## What needs to be done
Without carrying over a single picture, write out the records below exactly.

[Website and app data records]

[Start of section]

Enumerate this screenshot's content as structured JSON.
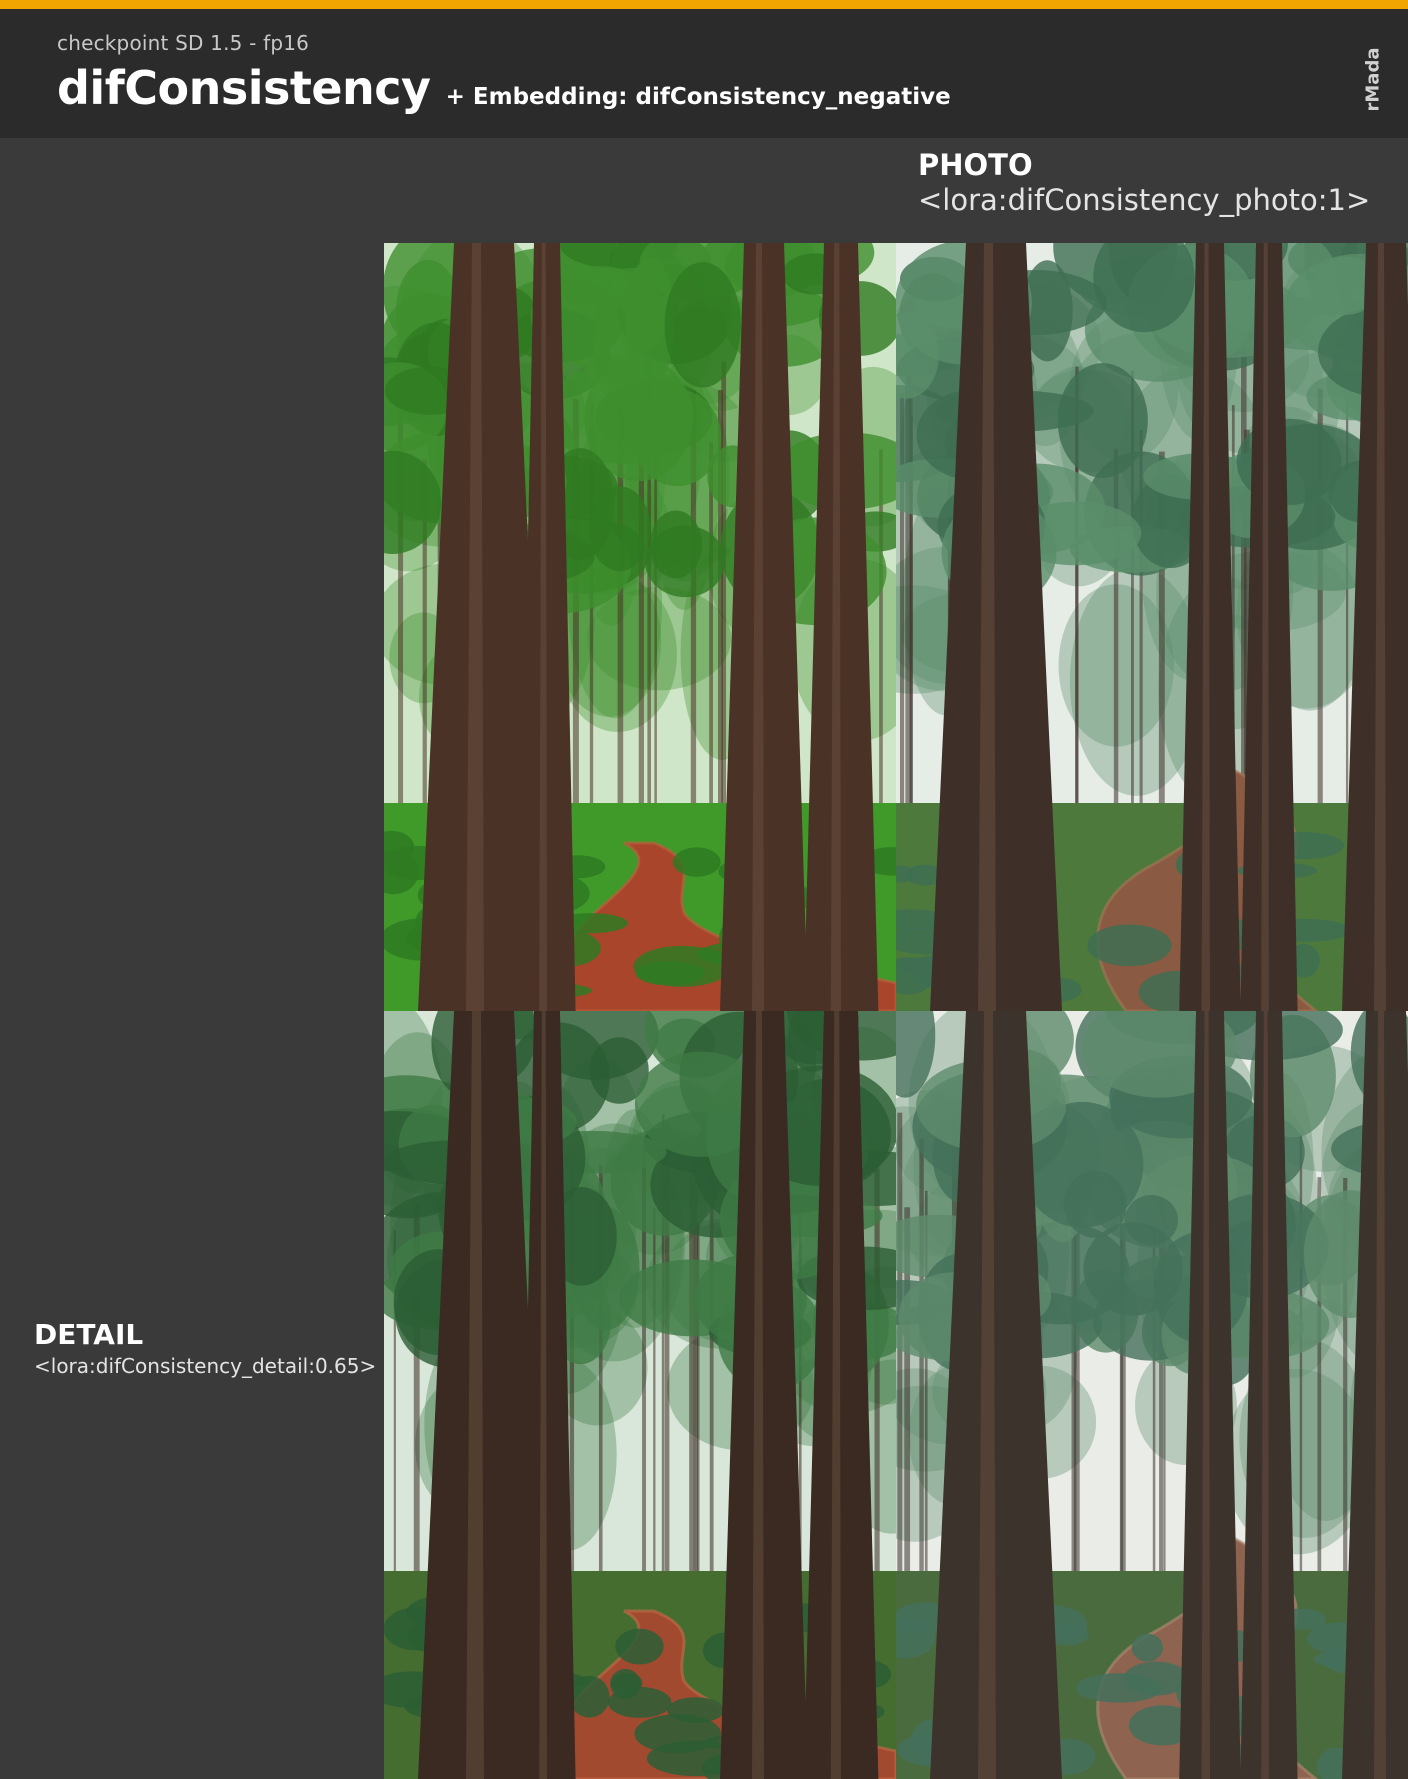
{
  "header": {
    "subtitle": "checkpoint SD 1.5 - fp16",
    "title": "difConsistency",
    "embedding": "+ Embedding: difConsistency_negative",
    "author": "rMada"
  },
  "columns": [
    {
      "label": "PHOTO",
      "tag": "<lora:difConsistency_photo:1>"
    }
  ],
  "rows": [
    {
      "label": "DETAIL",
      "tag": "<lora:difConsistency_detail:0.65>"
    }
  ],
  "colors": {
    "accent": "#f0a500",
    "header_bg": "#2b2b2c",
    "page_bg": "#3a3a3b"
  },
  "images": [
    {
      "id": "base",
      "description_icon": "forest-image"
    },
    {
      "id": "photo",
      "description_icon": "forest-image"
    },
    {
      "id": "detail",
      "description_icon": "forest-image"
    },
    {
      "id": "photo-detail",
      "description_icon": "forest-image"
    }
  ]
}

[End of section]

## Expected output
Enumerate this screenshot's content as structured JSON.
{
  "header": {
    "subtitle": "checkpoint SD 1.5 - fp16",
    "title": "difConsistency",
    "embedding": "+ Embedding: difConsistency_negative",
    "author": "rMada"
  },
  "columns": [
    {
      "label": "PHOTO",
      "tag": "<lora:difConsistency_photo:1>"
    }
  ],
  "rows": [
    {
      "label": "DETAIL",
      "tag": "<lora:difConsistency_detail:0.65>"
    }
  ],
  "colors": {
    "accent": "#f0a500",
    "header_bg": "#2b2b2c",
    "page_bg": "#3a3a3b"
  },
  "images": [
    {
      "id": "base",
      "description_icon": "forest-image"
    },
    {
      "id": "photo",
      "description_icon": "forest-image"
    },
    {
      "id": "detail",
      "description_icon": "forest-image"
    },
    {
      "id": "photo-detail",
      "description_icon": "forest-image"
    }
  ]
}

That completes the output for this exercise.